Salmonella enterica serovar Typhimurium travels to mesenteric lymph nodes both with host cells and autonomously

Research output: Contribution to journalArticle

Authors

  • Alberto Bravo-Blas
  • Lotta Utriainen
  • Slater L Clay
  • Verena Kästele
  • Vuk Cerovic
  • Daniel M Wall
  • Simon W F Milling

External organisations

  • Institute of Infection, Immunity and Inflammation, College of Medical, Veterinary and Life Sciences, University of Glasgow, Glasgow G12 8TA, United Kingdom; antonioalberto.bravo-blas@glasgow.ac.uk.
  • University of Glasgow

Abstract

Salmonella infection is a globally important cause of gastroenteritis and systemic disease and is a useful tool to study immune responses in the intestine.
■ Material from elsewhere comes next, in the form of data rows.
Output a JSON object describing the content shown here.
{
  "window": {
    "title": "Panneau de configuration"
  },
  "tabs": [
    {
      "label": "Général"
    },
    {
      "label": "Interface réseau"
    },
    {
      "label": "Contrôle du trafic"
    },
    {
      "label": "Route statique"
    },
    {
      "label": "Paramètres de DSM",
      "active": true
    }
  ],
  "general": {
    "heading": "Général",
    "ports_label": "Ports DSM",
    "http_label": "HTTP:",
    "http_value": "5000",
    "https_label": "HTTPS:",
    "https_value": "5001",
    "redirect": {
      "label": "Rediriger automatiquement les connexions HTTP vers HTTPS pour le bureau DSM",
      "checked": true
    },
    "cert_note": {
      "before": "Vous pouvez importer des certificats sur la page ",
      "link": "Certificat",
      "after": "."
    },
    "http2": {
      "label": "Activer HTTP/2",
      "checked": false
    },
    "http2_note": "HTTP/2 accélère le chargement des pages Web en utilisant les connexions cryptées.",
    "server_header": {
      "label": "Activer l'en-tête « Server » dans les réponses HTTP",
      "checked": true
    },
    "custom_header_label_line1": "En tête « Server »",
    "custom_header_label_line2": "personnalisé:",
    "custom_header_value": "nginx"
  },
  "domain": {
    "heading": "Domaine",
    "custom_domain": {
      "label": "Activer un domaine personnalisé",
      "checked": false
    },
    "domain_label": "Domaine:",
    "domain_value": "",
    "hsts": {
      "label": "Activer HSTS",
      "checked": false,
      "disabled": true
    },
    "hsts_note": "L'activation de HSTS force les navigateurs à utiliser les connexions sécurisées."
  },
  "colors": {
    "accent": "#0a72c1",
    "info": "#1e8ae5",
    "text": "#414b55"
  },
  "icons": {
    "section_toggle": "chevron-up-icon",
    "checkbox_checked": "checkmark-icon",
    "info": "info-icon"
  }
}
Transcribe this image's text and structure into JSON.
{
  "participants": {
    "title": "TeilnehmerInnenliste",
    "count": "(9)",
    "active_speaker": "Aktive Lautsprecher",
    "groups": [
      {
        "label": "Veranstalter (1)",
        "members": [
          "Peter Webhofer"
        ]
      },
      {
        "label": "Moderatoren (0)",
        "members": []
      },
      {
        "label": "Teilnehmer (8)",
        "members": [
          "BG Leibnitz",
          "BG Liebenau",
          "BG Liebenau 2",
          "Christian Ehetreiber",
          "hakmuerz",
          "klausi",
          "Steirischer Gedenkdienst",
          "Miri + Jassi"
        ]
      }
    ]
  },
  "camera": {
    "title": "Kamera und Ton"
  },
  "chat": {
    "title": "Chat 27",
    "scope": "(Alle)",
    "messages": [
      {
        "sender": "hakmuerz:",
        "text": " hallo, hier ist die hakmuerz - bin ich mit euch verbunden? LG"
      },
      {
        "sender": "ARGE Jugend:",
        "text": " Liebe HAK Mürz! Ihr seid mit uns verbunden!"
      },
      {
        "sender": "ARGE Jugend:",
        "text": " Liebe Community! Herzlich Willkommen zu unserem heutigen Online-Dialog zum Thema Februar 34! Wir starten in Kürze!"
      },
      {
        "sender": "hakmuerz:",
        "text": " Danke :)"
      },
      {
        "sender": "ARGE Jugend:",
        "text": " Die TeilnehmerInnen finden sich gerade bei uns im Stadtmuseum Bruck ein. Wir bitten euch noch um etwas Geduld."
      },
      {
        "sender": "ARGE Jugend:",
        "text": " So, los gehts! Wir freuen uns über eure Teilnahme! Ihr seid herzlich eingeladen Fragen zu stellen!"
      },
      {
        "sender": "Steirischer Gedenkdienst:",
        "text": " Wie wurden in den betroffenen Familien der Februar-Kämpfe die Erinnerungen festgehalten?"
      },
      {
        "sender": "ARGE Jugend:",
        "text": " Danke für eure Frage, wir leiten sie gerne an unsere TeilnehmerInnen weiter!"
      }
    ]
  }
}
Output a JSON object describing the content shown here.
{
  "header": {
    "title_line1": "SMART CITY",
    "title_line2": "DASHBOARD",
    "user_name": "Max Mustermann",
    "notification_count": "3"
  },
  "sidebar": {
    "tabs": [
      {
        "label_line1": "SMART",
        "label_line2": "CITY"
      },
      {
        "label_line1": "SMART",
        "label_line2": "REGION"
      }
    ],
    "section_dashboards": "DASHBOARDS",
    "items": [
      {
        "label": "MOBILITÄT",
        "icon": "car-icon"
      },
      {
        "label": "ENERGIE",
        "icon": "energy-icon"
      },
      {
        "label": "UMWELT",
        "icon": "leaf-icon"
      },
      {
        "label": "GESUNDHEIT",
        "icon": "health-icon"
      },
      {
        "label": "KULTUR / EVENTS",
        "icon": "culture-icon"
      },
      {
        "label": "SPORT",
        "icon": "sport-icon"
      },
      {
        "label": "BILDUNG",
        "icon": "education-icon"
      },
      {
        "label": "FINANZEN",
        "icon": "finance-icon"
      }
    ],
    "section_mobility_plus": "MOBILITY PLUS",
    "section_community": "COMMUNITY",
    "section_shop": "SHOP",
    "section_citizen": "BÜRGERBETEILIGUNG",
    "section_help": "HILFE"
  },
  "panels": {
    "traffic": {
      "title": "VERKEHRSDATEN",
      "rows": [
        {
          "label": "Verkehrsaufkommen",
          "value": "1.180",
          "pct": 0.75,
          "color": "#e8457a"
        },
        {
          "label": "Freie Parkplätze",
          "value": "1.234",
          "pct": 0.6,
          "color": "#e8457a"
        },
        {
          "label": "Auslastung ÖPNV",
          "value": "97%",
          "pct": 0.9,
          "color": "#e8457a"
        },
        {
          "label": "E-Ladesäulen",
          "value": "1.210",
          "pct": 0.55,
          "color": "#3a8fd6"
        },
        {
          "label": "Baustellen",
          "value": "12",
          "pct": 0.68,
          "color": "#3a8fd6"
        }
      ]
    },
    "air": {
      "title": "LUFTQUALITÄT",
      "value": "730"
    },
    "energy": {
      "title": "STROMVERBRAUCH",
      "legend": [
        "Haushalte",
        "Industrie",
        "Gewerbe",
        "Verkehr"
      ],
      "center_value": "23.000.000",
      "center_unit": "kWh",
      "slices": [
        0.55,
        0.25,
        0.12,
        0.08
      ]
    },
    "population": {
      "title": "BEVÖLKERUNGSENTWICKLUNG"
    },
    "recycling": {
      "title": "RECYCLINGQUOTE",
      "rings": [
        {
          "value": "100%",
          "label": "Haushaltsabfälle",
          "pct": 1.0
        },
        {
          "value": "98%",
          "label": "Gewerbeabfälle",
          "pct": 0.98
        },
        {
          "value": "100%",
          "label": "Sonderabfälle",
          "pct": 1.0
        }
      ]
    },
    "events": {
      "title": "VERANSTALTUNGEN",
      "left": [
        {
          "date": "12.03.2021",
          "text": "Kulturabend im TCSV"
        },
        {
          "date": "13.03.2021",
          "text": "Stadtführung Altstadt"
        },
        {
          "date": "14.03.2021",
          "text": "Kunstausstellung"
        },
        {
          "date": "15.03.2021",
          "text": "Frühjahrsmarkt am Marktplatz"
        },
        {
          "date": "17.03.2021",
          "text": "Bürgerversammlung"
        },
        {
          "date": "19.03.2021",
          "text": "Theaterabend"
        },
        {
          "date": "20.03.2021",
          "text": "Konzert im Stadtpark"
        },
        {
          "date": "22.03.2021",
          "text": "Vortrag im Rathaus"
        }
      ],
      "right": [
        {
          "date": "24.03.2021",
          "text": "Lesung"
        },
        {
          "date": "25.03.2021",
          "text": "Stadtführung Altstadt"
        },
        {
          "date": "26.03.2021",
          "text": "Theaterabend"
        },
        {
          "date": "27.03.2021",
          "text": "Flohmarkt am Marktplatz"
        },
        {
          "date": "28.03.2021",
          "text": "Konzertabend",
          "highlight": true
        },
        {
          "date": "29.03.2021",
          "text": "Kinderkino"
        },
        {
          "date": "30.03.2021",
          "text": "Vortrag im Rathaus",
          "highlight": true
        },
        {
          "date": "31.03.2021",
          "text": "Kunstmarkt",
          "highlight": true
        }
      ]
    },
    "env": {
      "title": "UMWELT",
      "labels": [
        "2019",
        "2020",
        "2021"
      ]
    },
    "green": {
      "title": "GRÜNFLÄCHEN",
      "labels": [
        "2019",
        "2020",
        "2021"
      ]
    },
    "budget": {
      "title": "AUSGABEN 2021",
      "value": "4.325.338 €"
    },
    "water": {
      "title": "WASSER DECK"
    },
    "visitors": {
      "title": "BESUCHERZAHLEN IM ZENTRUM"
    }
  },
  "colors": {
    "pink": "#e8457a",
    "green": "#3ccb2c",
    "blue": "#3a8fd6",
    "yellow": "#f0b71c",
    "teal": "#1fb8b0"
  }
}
Although mechanisms leading to immune responses against Salmonella have been extensively studied, questions remain about how bacteria travel from the intestinal mucosa to the mesenteric lymph nodes (MLN), a key site for Ag presentation. In this study, we used a mouse model of infection with Salmonella enterica serovar Typhimurium (STM) to identify changes in intestinal immune cells induced during early infection. We then used fluorescently labeled STM to identify interactions with immune cells from the site of infection through migration in lymph to the MLN. We show that viable STM can be carried in the lymph by any subset of migrating dendritic cells but not by macrophages. Moreover, approximately half of the STM in lymph are not associated with cells at all and travel autonomously. Within the MLN, STM associates with dendritic cells and B cells but predominantly with MLN-resident macrophages. In conclusion, we describe the routes used by STM to spread systemically in the period immediately postinfection. This deeper understanding of the infection process could open new avenues for controlling it.

Bibliographic note

Copyright © 2018 The Authors.

Details

Original languageEnglish
Pages (from-to)260-267
Number of pages8
JournalJournal of Immunology
Volume202
Issue number1
Early online date28 Nov 2018
Publication statusPublished - 1 Jan 2019